This Guide is designed to help state and local policymakers to take full advantage of new policy developments by providing them with a comprehensive set of tools to support launching or accelerating residential energy efficiency programs. The Guide focuses on four categories of policies that have proven particularly effective in providing a framework within which residential energy efficiency programs can thrive: incentives and financing, making the value of energy efficiency visible in the real estate market, data access and standardization, and supporting utility system procurement of energy efficiency.
Among the many benefits ascribed to energy efficiency is the fact that it can help create jobs. Although this is often used to motivate investments in efficiency programs, verifying job creation benefits is more complicated than it might seem at first. This paper identifies some of the issues that contribute to a lack of consistency in attempts to verify efficiency-related job creation. It then proposes an analytically rigorous and tractable framework for program evaluators to use in future assessments.
This study looks at evidence of capitalization of energy efficiency features in home prices using data from real estate multiple listing services (MLS) in three metropolitan areas: the Research Triangle region of North Carolina; Austin, Texas; and Portland, Oregon. These home listings include information on Energy Star certification and, in Portland and Austin, local green certifications. Our results suggest that Energy Star certification increases the sales prices of homes built between 1995 and 2006 but has no statistically significant effect on sales prices for newer homes.
This paper, which is based on detailed case studies of nine existing state and local programs, presents recommendations for energy upgrade programs to facilitate industry growth and support contractor business models.
This report from Climate Solutions analyzes small- to medium-sized American cities that are using successful methods to further clean energy economic development. Better Buildings Neighborhood Program partners that are featured in the report include Bainbridge Island and Bremerton, Washington; Boulder, Colorado; Bedford, New York; Madison, Wisconsin; and Grand Rapids, Michigan. The report includes details on the how the featured cities funded their projects, found successful models to reach their goals, and to see which new projects are off to a promising start.

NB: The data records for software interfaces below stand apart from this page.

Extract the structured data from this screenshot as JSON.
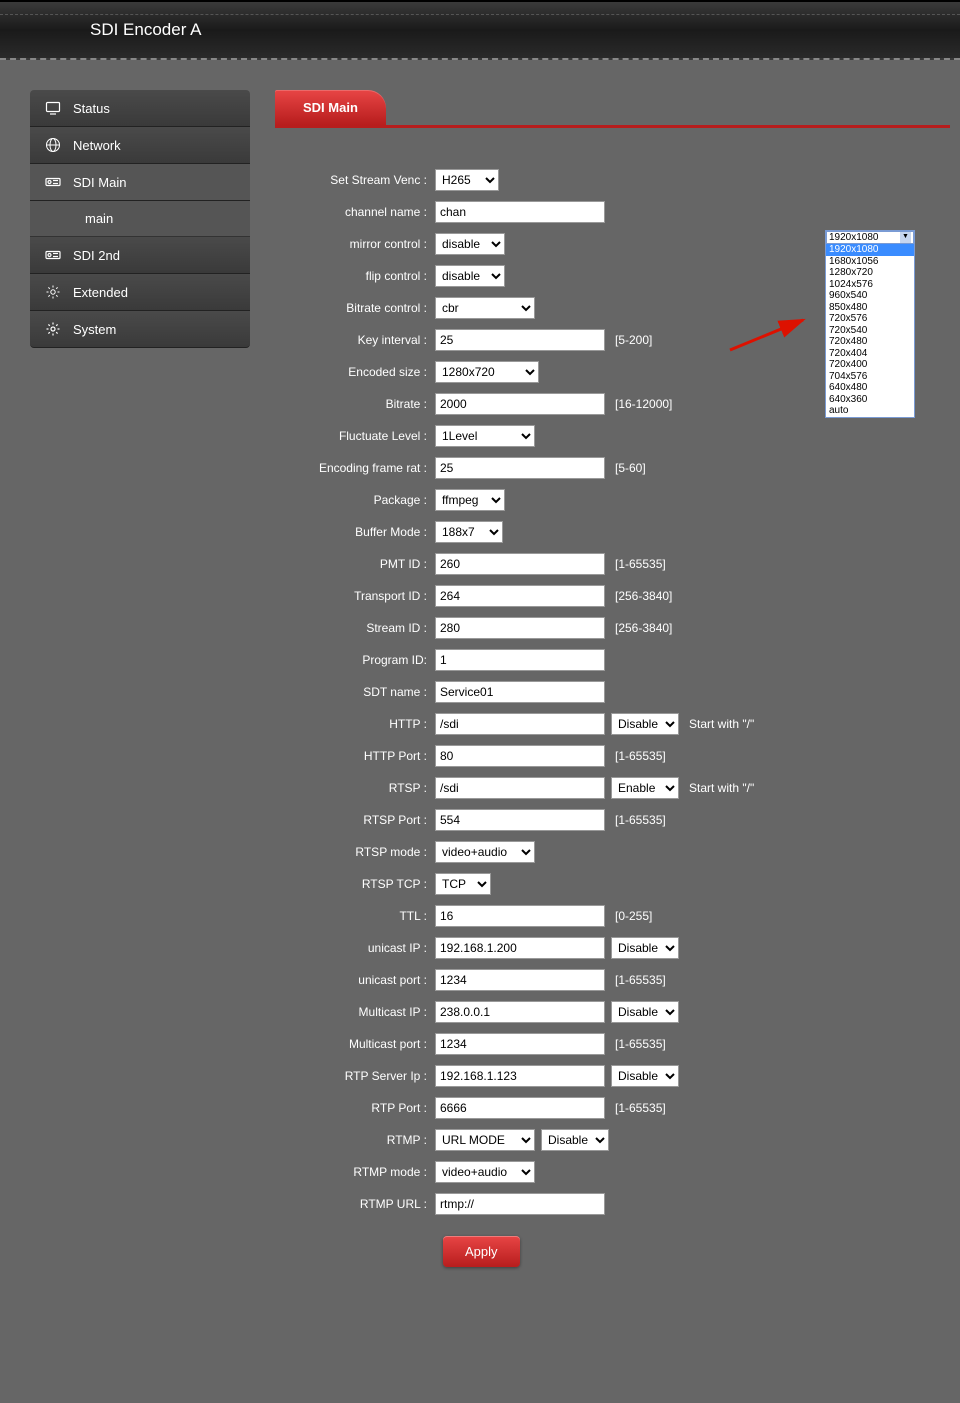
{
  "header": {
    "title": "SDI Encoder  A"
  },
  "sidebar": {
    "items": [
      {
        "id": "status",
        "label": "Status"
      },
      {
        "id": "network",
        "label": "Network"
      },
      {
        "id": "sdi-main",
        "label": "SDI Main",
        "active": true,
        "sub": [
          {
            "label": "main"
          }
        ]
      },
      {
        "id": "sdi-2nd",
        "label": "SDI 2nd"
      },
      {
        "id": "extended",
        "label": "Extended"
      },
      {
        "id": "system",
        "label": "System"
      }
    ]
  },
  "tab": {
    "title": "SDI Main"
  },
  "form": {
    "stream_venc": {
      "label": "Set Stream Venc :",
      "value": "H265"
    },
    "channel_name": {
      "label": "channel name :",
      "value": "chan"
    },
    "mirror_control": {
      "label": "mirror control :",
      "value": "disable"
    },
    "flip_control": {
      "label": "flip control :",
      "value": "disable"
    },
    "bitrate_control": {
      "label": "Bitrate control :",
      "value": "cbr"
    },
    "key_interval": {
      "label": "Key interval :",
      "value": "25",
      "hint": "[5-200]"
    },
    "encoded_size": {
      "label": "Encoded size :",
      "value": "1280x720"
    },
    "bitrate": {
      "label": "Bitrate :",
      "value": "2000",
      "hint": "[16-12000]"
    },
    "fluctuate": {
      "label": "Fluctuate Level :",
      "value": "1Level"
    },
    "frame_rate": {
      "label": "Encoding frame rat :",
      "value": "25",
      "hint": "[5-60]"
    },
    "package": {
      "label": "Package :",
      "value": "ffmpeg"
    },
    "buffer_mode": {
      "label": "Buffer Mode :",
      "value": "188x7"
    },
    "pmt_id": {
      "label": "PMT ID :",
      "value": "260",
      "hint": "[1-65535]"
    },
    "transport_id": {
      "label": "Transport ID :",
      "value": "264",
      "hint": "[256-3840]"
    },
    "stream_id": {
      "label": "Stream ID :",
      "value": "280",
      "hint": "[256-3840]"
    },
    "program_id": {
      "label": "Program ID:",
      "value": "1"
    },
    "sdt_name": {
      "label": "SDT name :",
      "value": "Service01"
    },
    "http": {
      "label": "HTTP :",
      "value": "/sdi",
      "state": "Disable",
      "note": "Start with \"/\""
    },
    "http_port": {
      "label": "HTTP Port :",
      "value": "80",
      "hint": "[1-65535]"
    },
    "rtsp": {
      "label": "RTSP :",
      "value": "/sdi",
      "state": "Enable",
      "note": "Start with \"/\""
    },
    "rtsp_port": {
      "label": "RTSP Port :",
      "value": "554",
      "hint": "[1-65535]"
    },
    "rtsp_mode": {
      "label": "RTSP mode :",
      "value": "video+audio"
    },
    "rtsp_tcp": {
      "label": "RTSP TCP :",
      "value": "TCP"
    },
    "ttl": {
      "label": "TTL :",
      "value": "16",
      "hint": "[0-255]"
    },
    "unicast_ip": {
      "label": "unicast IP :",
      "value": "192.168.1.200",
      "state": "Disable"
    },
    "unicast_port": {
      "label": "unicast port :",
      "value": "1234",
      "hint": "[1-65535]"
    },
    "multicast_ip": {
      "label": "Multicast IP :",
      "value": "238.0.0.1",
      "state": "Disable"
    },
    "multicast_port": {
      "label": "Multicast port :",
      "value": "1234",
      "hint": "[1-65535]"
    },
    "rtp_server_ip": {
      "label": "RTP Server Ip :",
      "value": "192.168.1.123",
      "state": "Disable"
    },
    "rtp_port": {
      "label": "RTP Port :",
      "value": "6666",
      "hint": "[1-65535]"
    },
    "rtmp": {
      "label": "RTMP :",
      "value": "URL MODE",
      "state": "Disable"
    },
    "rtmp_mode": {
      "label": "RTMP mode :",
      "value": "video+audio"
    },
    "rtmp_url": {
      "label": "RTMP URL :",
      "value": "rtmp://"
    }
  },
  "apply_label": "Apply",
  "size_dropdown": {
    "selected": "1920x1080",
    "highlighted": "1920x1080",
    "options": [
      "1920x1080",
      "1680x1056",
      "1280x720",
      "1024x576",
      "960x540",
      "850x480",
      "720x576",
      "720x540",
      "720x480",
      "720x404",
      "720x400",
      "704x576",
      "640x480",
      "640x360",
      "auto"
    ]
  }
}
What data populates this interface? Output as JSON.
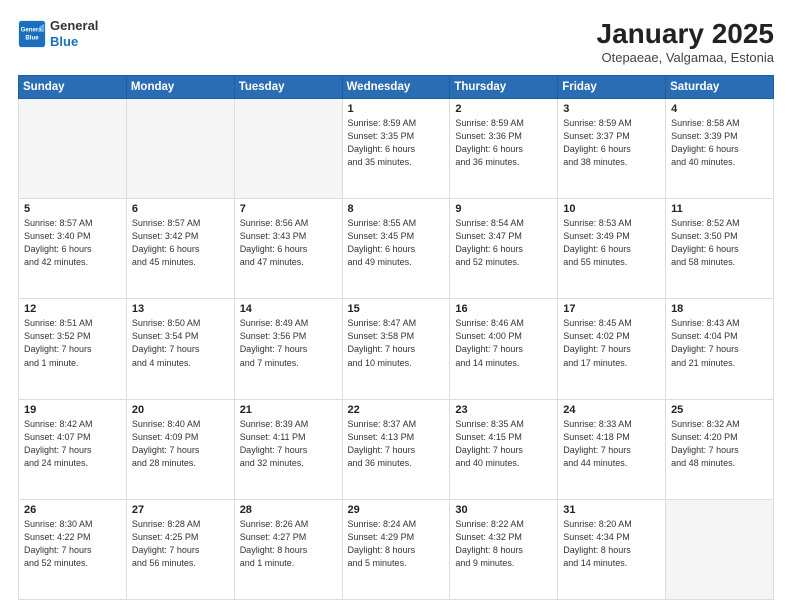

This U.S. Environmental Protection Agency resource is intended to help state and local governments design finance programs for their jurisdiction. It describes financing program options, key components of these programs, and factors to consider as they make decisions about getting started or updating their programs.
This guide helps states and localities develop voluntary or mandatory programs that go well beyond minimum code requirements for new buildings. It addresses energy efficiency materials and resource conservation, water efficiency, indoor environmental quality, and site development and land use.
This presentation summarizes the market research that was performed by various Better Buildings Neighborhood Program partners.